German airline Lufthansa (LH), has warned it might need to apply for protection from creditors if the bailout plan failed to win shareholder approval.
Lufthansa’s biggest shareholder, German billionaire, Heinz Hermann Thiele, criticised the 9 billion euro ($10.1 billion) bailout, saying he had raised his stake in Lufthansa to over 15% and hoped alternative options could be explored.
In an interview with the Frankfurter Allgemeine Zeitung (FAZ) newspaper, Thiele declined to tell FAZ whether he would vote against the deal that gives the German government a 20% stake in Lufthansa and two seats on its supervisory board, but said he was not satisfied with it.
Like the rest of the airline sector, Lufthansa has been hard hit by what is expected to be a protracted travel slump due to the coronavirus pandemic, forcing it to seek the bailout.
Lufthansa on Wednesday said its executive board expected attendance at its June 25 virtual general meeting to vote on the deal to be under 50%, which would mean two-thirds of those present would need to vote in favour.
“The board considers it possible that the stabilisation package could fail to achieve the two-thirds majority of votes cast,” it said.
Lufthansa said it might possibly have to apply for protective shield proceedings under insolvency law a few days after the meeting if no other solution is found immediately.
Under German protective shield proceedings, a company’s management remains in charge and gets up to three months to come up with a survival plan.
German Finance Minister Olaf Scholz said after Thiele’s comments that he was not worried the deal could collapse and he urged shareholders to approve it.
Thiele, who is honorary chairman of Knorr-Bremse (KBX.DE), declined to comment on Lufthansa’s statement, a spokeswoman for the German brake manufacturer said.
Lufthansa shares closed down 1.25 after it was disclosed that Thiele now had a 15.5% stake.
“The German government has taken a high-risk bet. Its wish for the government to take a direct stake in Lufthansa is putting the jobs of hundreds of thousands of Lufthansa employees at risk. It’s completely irresponsible,” said Michael Theurer, a senior member of the opposition Free Democrats (FDP).
Vanessa Golz, who covers Lufthansa for investment fund Deka, which owns 0.9% of the airline, said there was no question it needed a bailout and time was pressing.
“If the position of the shareholders can be improved, this is to be welcomed, but with a sense of proportion. The task now is to draw up a future concept for a ‘new Lufthansa’ as quickly as possible.
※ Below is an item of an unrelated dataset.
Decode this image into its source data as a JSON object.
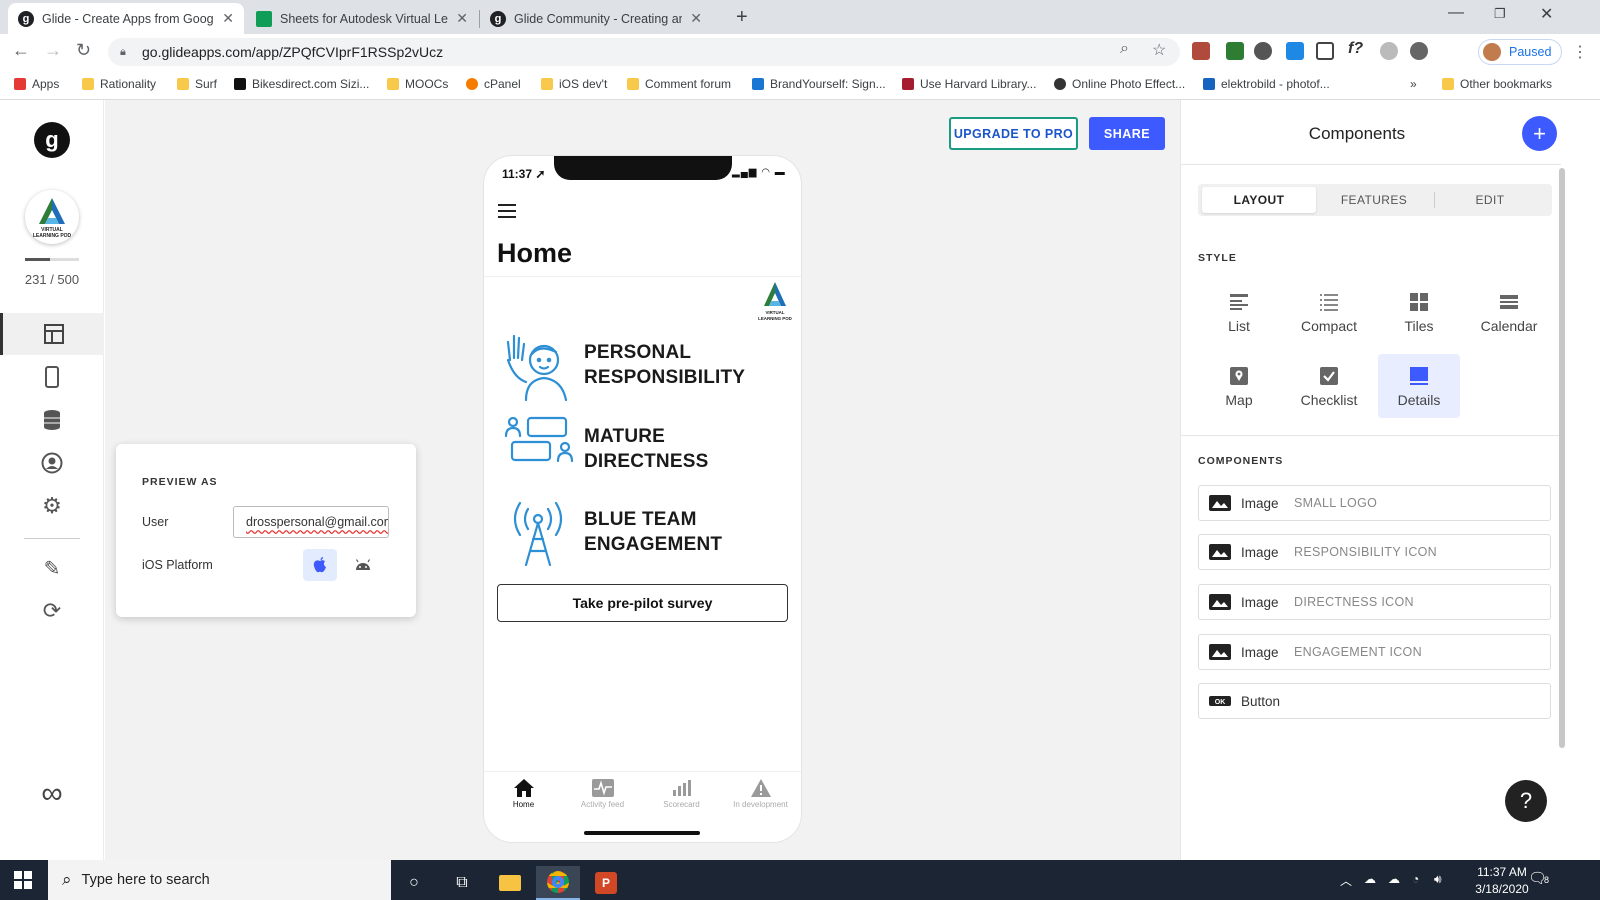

Otherwise there are only losers: Lufthansa employees, the taxpayer and the shareholders,” she said.
Patrick Schuchter, portfolio manager at Union Investment, said his company would approve the state rescue, but wanted the interests of existing shareholders taken more into account in the design of the rescue package.
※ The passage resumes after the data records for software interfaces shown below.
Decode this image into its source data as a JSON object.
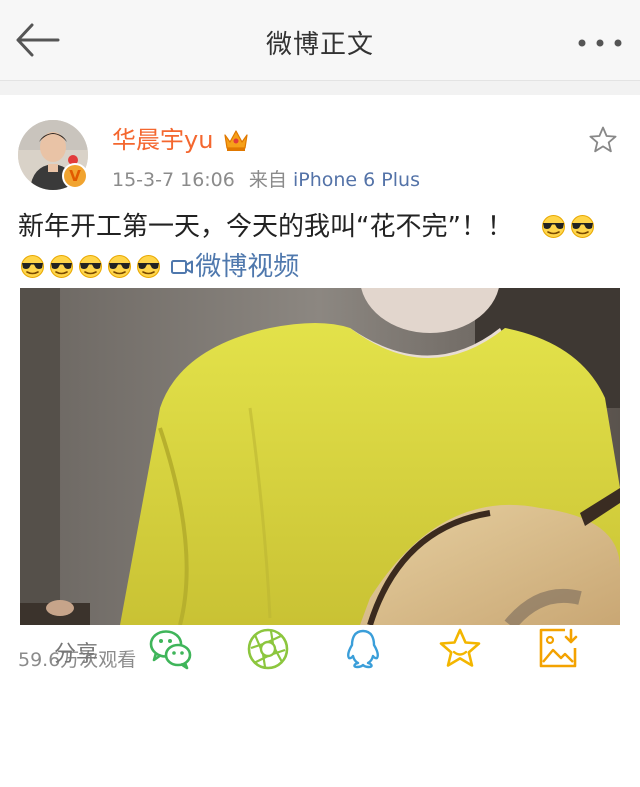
{
  "nav": {
    "title": "微博正文"
  },
  "post": {
    "username": "华晨宇yu",
    "timestamp": "15-3-7 16:06",
    "source_label": "来自",
    "source_device": "iPhone 6 Plus",
    "text": "新年开工第一天，今天的我叫“花不完”！！",
    "video_link_label": "微博视频",
    "view_count": "59.6万次观看",
    "verified_mark": "V"
  },
  "share": {
    "label": "分享",
    "targets": [
      "wechat-icon",
      "moments-icon",
      "qq-icon",
      "favorite-icon",
      "save-image-icon"
    ]
  },
  "colors": {
    "username": "#f4672f",
    "link": "#5473a8",
    "video_link": "#4f78ad",
    "wechat": "#3fb55a",
    "moments": "#8cc63e",
    "qq": "#3a9ed9",
    "favorite": "#f3b600",
    "save": "#f3a200"
  }
}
Lufthansa shareholders must register to attend the shareholder meeting by June 20 and if more than 50% attend, a simple majority would suffice, the airline said.
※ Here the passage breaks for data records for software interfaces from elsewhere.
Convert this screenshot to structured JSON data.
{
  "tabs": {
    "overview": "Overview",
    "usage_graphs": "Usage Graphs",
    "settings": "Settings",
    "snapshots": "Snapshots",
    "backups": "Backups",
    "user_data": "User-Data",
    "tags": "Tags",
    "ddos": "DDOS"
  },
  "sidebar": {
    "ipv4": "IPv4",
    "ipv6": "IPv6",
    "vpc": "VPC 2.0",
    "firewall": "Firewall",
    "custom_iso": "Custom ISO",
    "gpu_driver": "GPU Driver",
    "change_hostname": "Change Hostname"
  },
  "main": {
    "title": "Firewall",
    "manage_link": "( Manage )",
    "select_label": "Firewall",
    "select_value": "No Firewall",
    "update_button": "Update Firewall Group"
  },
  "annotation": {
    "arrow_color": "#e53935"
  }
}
As of June 4, 85% of Lufthansa’s shareholders were based in Germany.
Thiele said an indirect government participation via German state-owned development bank KfW could be an alternative to an outright stake.
Under the deal, the government could raise its stake to 25% plus one share in the event of a takeover attempt and the airline must transfer up to 24 takeoff and landing slots in Frankfurt and Munich to rivals.
With many of its planes grounded because of the pandemic, Lufthansa said on Monday it was seeking to strike agreements with worker representatives by June 22 on how to make job cuts equivalent to 22,000 full-time positions.